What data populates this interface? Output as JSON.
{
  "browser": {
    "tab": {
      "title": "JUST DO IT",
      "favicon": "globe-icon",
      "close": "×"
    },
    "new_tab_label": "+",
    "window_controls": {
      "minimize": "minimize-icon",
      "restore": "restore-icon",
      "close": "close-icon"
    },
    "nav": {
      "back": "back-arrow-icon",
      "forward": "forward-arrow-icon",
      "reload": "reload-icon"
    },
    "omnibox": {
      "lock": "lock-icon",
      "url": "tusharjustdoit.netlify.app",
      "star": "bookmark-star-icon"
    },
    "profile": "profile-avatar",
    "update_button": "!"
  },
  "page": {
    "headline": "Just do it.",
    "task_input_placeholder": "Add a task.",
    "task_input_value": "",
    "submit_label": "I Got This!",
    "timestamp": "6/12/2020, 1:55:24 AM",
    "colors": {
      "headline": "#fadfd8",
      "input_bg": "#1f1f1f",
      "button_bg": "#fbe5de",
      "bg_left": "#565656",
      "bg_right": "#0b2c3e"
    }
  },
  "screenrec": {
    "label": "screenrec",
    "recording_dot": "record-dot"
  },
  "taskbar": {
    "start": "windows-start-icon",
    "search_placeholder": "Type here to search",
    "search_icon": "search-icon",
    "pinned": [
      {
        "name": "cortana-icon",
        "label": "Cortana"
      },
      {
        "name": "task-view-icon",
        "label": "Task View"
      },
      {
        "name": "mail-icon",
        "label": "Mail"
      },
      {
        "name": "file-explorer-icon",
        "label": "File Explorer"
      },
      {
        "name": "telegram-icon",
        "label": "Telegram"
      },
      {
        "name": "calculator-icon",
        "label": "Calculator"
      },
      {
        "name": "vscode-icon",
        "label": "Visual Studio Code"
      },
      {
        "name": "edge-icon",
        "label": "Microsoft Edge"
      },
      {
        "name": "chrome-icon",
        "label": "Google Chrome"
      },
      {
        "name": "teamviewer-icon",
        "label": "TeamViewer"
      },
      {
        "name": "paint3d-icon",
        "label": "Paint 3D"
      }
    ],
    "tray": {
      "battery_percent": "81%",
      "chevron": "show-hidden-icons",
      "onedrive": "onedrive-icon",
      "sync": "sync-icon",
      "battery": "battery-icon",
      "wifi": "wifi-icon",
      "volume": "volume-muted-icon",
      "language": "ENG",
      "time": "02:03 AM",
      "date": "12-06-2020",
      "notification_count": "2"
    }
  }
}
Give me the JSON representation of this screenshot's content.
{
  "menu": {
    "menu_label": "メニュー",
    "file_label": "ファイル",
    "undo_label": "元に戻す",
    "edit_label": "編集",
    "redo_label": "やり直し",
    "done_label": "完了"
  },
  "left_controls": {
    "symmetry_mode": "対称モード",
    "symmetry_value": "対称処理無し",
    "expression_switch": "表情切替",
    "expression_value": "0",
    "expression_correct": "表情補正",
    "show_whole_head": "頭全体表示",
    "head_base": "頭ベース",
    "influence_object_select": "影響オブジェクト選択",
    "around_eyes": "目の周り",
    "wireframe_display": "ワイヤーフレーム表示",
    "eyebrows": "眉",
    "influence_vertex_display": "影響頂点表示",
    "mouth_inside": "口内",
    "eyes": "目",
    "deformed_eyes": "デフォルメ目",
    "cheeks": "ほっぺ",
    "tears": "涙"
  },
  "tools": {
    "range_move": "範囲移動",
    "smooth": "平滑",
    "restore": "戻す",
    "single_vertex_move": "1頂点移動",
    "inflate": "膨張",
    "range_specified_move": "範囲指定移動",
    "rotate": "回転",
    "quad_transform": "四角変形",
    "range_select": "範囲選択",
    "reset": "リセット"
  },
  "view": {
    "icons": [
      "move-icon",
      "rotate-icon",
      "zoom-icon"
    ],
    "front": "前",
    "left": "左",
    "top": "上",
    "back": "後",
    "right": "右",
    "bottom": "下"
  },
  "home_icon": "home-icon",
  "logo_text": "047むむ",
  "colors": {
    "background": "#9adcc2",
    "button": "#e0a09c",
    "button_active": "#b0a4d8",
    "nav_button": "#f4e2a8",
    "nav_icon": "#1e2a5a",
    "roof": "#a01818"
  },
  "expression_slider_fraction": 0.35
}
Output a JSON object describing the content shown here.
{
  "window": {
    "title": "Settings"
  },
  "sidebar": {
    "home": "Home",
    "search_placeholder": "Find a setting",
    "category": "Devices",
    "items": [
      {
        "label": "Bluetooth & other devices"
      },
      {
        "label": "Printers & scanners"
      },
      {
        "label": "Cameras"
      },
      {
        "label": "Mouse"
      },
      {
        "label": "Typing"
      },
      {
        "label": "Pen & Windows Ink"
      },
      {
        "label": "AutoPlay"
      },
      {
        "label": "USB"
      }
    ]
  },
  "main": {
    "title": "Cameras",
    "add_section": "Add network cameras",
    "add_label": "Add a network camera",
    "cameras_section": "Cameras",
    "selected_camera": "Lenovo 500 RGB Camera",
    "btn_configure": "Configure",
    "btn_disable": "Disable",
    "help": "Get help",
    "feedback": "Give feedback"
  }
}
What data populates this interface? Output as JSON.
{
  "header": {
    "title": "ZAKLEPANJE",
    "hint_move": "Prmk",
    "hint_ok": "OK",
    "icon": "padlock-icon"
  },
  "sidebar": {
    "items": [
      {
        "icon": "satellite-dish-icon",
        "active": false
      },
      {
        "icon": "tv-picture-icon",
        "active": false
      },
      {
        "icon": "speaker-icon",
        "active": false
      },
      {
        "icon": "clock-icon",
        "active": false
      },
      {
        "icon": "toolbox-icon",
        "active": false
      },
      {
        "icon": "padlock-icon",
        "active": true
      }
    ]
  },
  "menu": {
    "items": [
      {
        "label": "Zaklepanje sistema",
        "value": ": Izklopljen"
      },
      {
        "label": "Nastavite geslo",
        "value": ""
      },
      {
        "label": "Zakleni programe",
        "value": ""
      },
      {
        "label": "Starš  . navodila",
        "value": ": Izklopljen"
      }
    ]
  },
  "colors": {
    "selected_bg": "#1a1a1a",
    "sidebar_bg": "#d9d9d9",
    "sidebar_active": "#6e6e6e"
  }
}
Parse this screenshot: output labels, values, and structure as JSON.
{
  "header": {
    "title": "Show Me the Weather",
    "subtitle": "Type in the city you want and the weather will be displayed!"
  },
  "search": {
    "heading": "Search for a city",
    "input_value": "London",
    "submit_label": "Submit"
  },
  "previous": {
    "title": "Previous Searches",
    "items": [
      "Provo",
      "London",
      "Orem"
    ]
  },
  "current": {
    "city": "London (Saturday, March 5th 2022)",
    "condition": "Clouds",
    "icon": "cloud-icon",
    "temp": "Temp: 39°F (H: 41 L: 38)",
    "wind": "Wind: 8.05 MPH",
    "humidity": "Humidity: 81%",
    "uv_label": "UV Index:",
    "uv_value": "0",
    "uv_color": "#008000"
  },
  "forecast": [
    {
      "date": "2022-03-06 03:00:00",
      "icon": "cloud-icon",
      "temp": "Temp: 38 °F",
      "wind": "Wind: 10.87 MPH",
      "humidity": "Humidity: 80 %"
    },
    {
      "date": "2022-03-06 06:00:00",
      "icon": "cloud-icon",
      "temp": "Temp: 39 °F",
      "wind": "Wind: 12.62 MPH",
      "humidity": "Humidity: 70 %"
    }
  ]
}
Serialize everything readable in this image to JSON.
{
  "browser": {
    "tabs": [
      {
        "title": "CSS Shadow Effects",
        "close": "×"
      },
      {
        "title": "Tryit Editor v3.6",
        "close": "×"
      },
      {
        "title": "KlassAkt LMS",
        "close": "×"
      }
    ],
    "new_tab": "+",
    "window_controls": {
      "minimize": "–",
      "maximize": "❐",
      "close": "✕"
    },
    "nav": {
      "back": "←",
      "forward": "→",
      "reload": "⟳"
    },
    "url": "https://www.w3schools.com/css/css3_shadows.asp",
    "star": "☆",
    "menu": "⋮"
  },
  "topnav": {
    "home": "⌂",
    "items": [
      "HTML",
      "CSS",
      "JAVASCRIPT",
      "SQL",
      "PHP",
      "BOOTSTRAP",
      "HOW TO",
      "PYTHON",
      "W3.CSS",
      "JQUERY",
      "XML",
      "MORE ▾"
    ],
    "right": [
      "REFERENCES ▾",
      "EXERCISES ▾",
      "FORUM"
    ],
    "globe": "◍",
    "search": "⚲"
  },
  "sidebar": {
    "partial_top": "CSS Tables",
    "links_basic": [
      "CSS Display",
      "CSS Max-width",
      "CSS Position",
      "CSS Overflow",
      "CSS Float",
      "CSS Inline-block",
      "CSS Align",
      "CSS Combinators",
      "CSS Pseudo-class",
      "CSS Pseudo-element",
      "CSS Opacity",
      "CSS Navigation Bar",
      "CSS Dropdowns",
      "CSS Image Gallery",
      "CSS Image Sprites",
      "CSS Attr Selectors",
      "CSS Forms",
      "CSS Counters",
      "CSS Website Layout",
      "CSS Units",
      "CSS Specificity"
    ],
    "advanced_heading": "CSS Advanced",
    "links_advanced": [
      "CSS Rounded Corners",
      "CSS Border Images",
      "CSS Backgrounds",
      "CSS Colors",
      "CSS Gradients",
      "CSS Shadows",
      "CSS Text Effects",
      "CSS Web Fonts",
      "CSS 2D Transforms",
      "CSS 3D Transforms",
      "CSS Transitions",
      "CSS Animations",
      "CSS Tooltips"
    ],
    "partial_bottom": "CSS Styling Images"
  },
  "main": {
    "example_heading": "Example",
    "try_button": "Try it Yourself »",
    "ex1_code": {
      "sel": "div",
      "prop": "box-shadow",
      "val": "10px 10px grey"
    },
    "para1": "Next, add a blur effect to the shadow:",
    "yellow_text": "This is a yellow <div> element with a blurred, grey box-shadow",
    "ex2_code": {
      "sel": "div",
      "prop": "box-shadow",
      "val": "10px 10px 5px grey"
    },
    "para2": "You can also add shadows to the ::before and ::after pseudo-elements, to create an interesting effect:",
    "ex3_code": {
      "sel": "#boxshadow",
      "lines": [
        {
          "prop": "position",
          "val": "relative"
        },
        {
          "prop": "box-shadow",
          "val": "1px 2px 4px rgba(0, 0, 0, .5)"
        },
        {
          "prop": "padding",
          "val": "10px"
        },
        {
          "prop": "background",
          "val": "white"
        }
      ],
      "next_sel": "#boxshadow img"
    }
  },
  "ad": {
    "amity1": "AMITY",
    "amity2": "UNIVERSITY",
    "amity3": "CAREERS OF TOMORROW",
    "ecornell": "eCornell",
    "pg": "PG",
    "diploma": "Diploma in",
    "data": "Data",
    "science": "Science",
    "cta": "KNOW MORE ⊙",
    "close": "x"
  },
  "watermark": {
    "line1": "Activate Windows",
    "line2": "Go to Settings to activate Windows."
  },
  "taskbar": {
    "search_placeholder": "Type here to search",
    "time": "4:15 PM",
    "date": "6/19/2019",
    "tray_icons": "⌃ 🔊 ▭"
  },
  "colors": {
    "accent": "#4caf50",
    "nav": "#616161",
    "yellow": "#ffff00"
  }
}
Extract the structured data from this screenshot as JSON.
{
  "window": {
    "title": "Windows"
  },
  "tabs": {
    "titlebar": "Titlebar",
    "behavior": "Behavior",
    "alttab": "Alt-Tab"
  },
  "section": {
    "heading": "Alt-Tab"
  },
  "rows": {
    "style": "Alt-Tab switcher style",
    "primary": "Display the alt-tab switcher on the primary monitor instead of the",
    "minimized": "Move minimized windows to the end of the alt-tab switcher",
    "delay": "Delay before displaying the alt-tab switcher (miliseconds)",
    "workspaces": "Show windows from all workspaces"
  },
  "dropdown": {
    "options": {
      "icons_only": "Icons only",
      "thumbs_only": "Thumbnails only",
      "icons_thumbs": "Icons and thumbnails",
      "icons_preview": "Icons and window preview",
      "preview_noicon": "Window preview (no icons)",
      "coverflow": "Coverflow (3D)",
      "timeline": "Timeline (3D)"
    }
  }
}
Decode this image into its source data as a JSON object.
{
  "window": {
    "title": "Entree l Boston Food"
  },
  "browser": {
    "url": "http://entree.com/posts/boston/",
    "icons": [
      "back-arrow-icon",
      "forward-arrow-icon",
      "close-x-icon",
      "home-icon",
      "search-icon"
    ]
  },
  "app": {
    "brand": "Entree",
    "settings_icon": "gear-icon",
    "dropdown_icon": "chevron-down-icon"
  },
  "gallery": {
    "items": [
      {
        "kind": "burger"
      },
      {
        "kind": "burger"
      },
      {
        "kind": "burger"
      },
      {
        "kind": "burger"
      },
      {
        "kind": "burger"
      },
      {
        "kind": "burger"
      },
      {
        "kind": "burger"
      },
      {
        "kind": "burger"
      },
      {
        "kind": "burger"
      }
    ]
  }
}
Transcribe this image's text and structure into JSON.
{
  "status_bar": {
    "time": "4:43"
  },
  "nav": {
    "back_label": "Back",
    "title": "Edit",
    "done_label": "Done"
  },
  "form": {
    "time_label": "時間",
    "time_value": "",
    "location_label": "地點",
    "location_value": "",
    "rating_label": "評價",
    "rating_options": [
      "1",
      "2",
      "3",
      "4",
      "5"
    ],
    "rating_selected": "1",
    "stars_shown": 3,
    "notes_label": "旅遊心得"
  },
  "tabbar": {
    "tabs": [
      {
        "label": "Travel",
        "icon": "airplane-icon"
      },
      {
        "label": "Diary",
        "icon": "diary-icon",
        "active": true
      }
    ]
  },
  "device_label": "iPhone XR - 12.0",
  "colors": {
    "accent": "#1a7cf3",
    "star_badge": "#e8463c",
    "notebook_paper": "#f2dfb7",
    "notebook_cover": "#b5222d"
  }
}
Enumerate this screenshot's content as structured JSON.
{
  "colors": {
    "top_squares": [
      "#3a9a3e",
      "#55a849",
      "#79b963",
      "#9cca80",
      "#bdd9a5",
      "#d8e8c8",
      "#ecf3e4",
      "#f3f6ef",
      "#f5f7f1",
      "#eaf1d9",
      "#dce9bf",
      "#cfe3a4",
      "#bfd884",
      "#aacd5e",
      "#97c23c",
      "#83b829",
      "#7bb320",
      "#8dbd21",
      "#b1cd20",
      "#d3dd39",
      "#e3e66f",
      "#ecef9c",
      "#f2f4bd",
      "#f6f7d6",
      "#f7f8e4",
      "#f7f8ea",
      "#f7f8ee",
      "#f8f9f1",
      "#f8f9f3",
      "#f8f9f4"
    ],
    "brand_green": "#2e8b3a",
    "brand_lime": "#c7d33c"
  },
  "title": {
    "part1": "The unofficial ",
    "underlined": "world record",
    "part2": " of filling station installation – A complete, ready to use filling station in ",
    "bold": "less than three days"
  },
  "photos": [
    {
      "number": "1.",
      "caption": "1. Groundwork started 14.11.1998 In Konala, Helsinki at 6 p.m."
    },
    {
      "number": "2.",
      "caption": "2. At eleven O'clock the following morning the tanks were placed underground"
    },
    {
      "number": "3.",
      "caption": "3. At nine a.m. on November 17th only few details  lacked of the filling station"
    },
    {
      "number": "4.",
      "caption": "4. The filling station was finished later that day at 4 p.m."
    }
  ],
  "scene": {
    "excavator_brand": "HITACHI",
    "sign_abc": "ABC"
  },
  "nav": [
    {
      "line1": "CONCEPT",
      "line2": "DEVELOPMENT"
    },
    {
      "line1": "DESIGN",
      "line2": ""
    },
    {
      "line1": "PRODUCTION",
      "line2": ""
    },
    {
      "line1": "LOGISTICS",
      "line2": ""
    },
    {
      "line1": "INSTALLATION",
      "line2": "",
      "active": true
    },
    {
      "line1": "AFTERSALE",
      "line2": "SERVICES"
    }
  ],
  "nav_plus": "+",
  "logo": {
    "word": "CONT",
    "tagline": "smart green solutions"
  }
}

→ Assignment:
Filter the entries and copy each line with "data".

→ Result:
What data populates this interface? Output as JSON.
What data populates this interface? Output as JSON.
    "data": "Data",
Extract the structured data from this screenshot as JSON.
Decode this image into its source data as a JSON object.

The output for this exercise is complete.